actions and conduct of defendants through their respective agents and employees . . . included overt acts committed by defendants Edwards, Deffenbaugh and other agents and employees of defendants, pursuant to a common agreement between them in furtherance of common objectives . . . to fraudulently and wrongfully deprive plaintiffs of workers' compensation benefits, medical treatment . . . and to intentionally defraud the [Commission] . . . constitutes a civil conspiracy among defendants.
We hold that plaintiffs have alleged a prima facie case against all defendants, and thus dismissal of the conspiracy claim was improper.

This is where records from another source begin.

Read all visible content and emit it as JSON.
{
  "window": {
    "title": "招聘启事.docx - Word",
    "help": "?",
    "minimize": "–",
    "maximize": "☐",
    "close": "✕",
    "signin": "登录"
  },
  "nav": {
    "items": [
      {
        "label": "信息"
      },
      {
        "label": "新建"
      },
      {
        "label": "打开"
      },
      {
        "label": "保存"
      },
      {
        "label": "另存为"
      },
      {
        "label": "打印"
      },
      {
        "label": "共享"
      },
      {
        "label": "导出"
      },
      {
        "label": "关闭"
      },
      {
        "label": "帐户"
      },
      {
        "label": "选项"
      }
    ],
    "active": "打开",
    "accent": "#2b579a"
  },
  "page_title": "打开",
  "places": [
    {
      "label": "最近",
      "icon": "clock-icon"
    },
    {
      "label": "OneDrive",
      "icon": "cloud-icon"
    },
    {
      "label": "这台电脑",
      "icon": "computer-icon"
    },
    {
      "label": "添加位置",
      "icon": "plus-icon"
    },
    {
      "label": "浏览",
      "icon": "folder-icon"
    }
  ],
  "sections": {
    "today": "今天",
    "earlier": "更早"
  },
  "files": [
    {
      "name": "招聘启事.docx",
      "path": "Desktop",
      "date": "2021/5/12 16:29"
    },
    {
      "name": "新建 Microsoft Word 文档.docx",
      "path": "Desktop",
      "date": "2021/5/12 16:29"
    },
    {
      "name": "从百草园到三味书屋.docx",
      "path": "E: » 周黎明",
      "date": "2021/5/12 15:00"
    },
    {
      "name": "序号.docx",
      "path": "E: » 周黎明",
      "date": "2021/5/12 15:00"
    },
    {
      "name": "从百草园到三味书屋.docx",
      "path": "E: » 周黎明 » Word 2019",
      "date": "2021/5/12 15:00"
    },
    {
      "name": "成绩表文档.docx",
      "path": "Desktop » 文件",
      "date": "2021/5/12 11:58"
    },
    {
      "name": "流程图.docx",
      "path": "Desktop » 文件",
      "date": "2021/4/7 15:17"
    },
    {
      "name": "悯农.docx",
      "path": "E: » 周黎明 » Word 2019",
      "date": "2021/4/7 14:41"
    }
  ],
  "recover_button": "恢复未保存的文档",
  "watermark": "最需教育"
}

III. Doctrine of primary jurisdiction
Finally we determine the appropriate procedure to dispose of cases involving underlying workers' compensation claims not yet resolved by the Industrial Commission. In N.C. Chiropractic Assoc. v. Aetna Casualty Surety Co., 89 N.C. App. 1, 9, 365 S.E.2d 312, 316-17 (1988), a case similar to the one before us, this Court applied the doctrine of primary jurisdiction. Under this doctrine, when it appears that "[s]ome aspects of plaintiffs' claims are clearly within the Industrial Commission's jurisdiction," as are the plaintiffs' claims for loss of workers' compensation benefits, "and resolution of these aspects could possibly also determine the resolution of plaintiffs' claims under the common [and statutory] law," the trial court should consider staying the claims before it until the Commission resolves the related claims. Id. at 9, 365 S.E.2d at 316-17. Prior to the determination of their workers' compensation claims before the Commission, the plaintiffs in N.C. Chiropractic Association filed a complaint in state court alleging unfair or deceptive trade practices and malicious interference with contractual rights involving workers' compensation claims. Id. Because of the common factual issues between the plaintiffs' claims and the underlying workers' compensation claims, the trial court refrained from exercising its jurisdiction to resolve the civil claims until after the Commission had resolved the workers' compensation claims. Id. (citations omitted).
Similarly, in the case before us, common factual issues exist between the civil claims and the claims for workers' compensation pending before the Commission which are more appropriately resolved by the Commission. First, with respect to the allegations that the Form 21 was fraudulently altered, the rules promulgated by the Commission govern, and it is the Commission's duty to determine whether such rules and procedures were violated. N.C. Gen. Stat. § 97-86 (Cum. Supp. 1997). For this reason, the Commission is also the appropriate tribunal to make the factual determinations as to whether the video accurately portrayed plaintiffs' work environment. Id. Until the Commission determines whether these actions by the defendants comply with its rules and procedures, it would be difficult for the trial court to determine whether such conduct is "extreme or outrageous," or determine if the claims were handled with bad faith or fraudulent intent. Thus, we stay these claims pending the issuance of the opinion and award for both plaintiffs.
In summary, we affirm the trial court's dismissal of the plaintiffs' claim for relief under N.C. Gen. Stat. § 58-63-15(11), and reverse the order granting the 12(b)(6) dismissal on all plaintiffs' other claims against defendant insurers and defendant employer and remand this case to the trial court with instructions to stay these claims until the Industrial Commission has ruled on the plaintiffs' underlying workers' compensation claims.
Affirmed in part, reversed in part, and remanded.
Chief Judge ARNOLD and MARTIN, John C. concur.